Newly unearthed footage of the last-known Tasmanian tiger has been made public more than 80 years after it was recorded.
The 21-second clip, which shows the thylacine ‘Benjamin’ at Hobart’s Beaumaris Zoo in 1935, is believed to be the last known recording of the carnivorous marsupial.
Benjamin, who died from suspected neglect in September the following year, was the last thylacine to be kept in captivity,
In the vision, which has been digitalised and released by the National Film and Sound Archives (NFSA), men can be seen rattling the thylacine’s small cage.
We have released 21-second newsreel clip featuring the last known images of the extinct Thylacine, filmed in 1935, has been digitised in 4K and released.
— NFSA -National Film and Sound Archive of Australia (@NFSAonline) May 19, 2020
“The Tasmanian tiger … is now very rare, being forced out of its natural habitat by the march of civilisation,” the film’s narrator says.
“This is the only one in captivity in the world.”
Fewer than a dozen black-and-white films remain of the thylacine, adding up to a little more than three minutes.
The vision found in NFSA archives formed part of a travelogue dubbed Tasmania The Wonderland thought to have been shot by Brisbane-based filmmaker and exhibitor Sidney Cook.
“The fact is there just isn’t that much footage of the animal,” NFSA curator Simon Smith said.
“So to find anything, even a few seconds, is significant”.
Prior to this discovery, the most recent footage of Benjamin had been taken in 1933.
He was the last surviving thylacine in captivity after London Zoo’s thylacine passed away in 1931.
It is estimated there were around 5000 thylacine in Tasmania when Europeans arrived, but excessive hunting, introduced disease and habitat destruction resulted in their extinction.
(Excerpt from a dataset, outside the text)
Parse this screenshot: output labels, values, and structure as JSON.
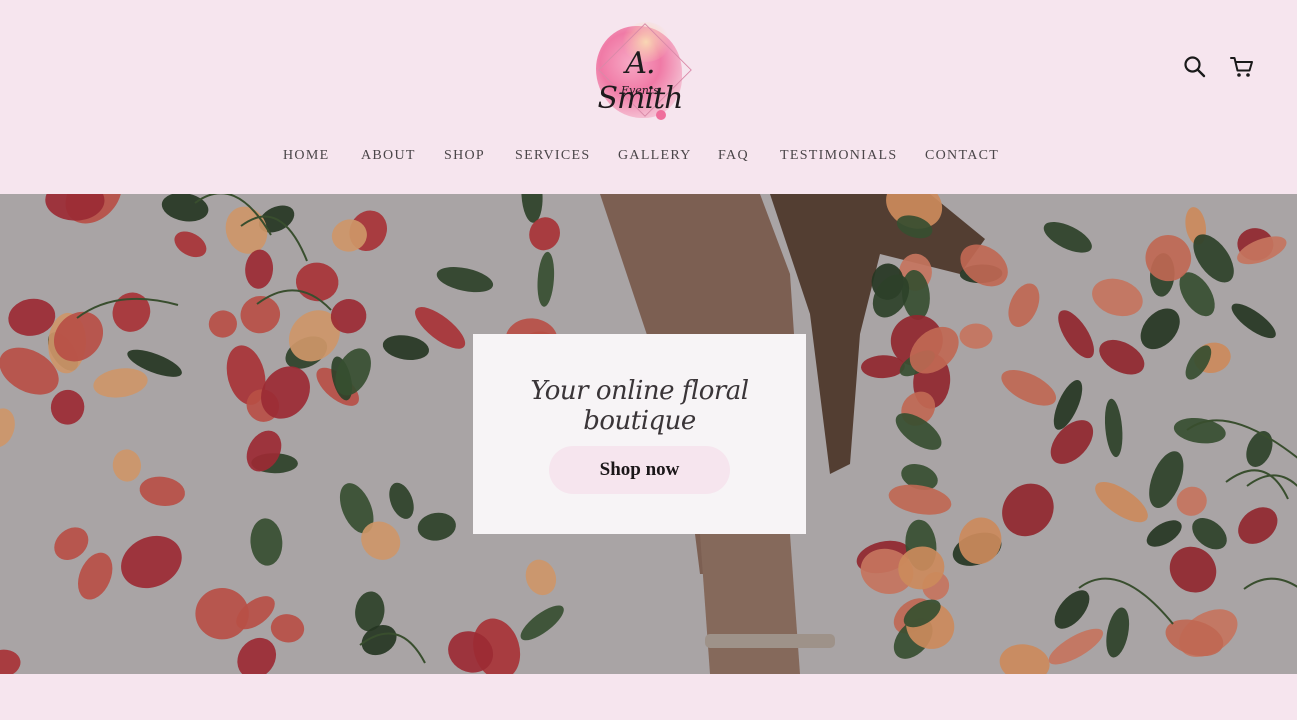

The state government in 1888 paid a bounty of one pound for each adult animal killed.
The species was granted protected status about two months before Benjamin died.